The height of summer brings wonderful sights,scents and colours into our flower gardens. Allotments are showing signs of vegetables and fruits for future use.
Our gardens can also mean so much more to us.They may evoke memories of those we have loved, of places visited or promises of things to come. We carefully nurture the last peony or hollyhock because we remember where each first bloomed and can reflect on happy times.We treasure plants given for special days or memories, but we also love the daisies that invade the lawn prior to overlooked mowing. In all these experiences there are moments of perfect peace and time for reflection and contemplation.
The Bible starts with creation and the fact that a man and woman were created and placed in a garden named Eden.We may ponder on why God chose a garden.
Adam and Eve had a duty to be the custodians of the garden. Down the ages the Garden of Eden has become symbolic of an paradise. All would have gone well if they had agreed to God's only rule in that one tree bearing fruit was forbidden to them. However they were tempted to eat of this tree of "good and evil" in an attempt to be equal with the very creator who had made them out of the "dust of the ground .”
The consequences of their actions were to reverberate down the ages for the relationship between God and people had now changed.

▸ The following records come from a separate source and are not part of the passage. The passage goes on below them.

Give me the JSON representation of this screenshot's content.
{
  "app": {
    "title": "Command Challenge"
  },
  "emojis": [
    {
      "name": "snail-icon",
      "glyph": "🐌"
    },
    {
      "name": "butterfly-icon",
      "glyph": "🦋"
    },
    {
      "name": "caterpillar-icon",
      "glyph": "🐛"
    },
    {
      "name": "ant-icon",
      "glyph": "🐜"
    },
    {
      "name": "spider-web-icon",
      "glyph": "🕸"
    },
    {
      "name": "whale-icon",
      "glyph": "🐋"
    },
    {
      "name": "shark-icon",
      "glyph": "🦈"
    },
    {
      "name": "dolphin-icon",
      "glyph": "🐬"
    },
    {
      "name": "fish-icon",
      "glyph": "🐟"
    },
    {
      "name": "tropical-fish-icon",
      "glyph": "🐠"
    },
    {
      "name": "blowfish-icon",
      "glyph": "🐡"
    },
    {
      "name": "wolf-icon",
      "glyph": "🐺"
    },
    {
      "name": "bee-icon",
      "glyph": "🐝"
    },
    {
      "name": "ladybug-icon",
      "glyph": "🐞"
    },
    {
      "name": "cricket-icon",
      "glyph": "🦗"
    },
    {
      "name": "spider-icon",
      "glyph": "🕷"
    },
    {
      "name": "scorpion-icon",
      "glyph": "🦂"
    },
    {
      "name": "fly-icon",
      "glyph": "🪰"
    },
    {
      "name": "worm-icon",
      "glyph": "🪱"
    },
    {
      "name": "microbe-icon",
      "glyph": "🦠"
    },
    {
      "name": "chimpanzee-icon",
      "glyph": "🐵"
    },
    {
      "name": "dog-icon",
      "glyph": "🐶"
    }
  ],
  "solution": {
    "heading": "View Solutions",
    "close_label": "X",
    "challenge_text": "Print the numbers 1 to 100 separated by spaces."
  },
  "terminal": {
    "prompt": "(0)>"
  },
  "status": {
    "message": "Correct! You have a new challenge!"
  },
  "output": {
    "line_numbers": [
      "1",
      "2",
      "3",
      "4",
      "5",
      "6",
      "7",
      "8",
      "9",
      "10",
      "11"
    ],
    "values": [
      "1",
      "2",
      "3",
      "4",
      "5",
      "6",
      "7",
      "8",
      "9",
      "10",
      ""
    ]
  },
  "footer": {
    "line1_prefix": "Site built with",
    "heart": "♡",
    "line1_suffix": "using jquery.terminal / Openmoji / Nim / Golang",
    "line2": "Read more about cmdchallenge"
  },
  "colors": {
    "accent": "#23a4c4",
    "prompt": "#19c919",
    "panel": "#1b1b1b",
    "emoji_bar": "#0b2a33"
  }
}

Initially Adam and Eve were banned from the garden and in the long term death came upon all mankind. Read the whole sad story in Genesis chapters 1 to 3.
Having reflected upon gardens, we can hardly leave things there.Many gardens are mentioned in the Bible and another one immediately came into my mind. The Garden of Gethsemane takes us forward to the time of Jesus, the Son of God. Jesus was born of Mary and lived as other mortals upon the earth and was subject to all human experiences.The differences were that if he overcame sin he would be the saviour of mankind. We can barely comprehend the enormity of this pressure when we know how his life ended. The Garden of Gethsemane provides insights into his thoughts on the day before his death.
We have looked at the great significance of two gardens in scripture. When we consider the wonders of God’s creation and intentions for this world we need quiet contemplation to understand them.
Psalm 46,verse 1 has this phrase, Be still and know that I am God
A quiet garden is a good place for contemplating the great truths that have been considered here.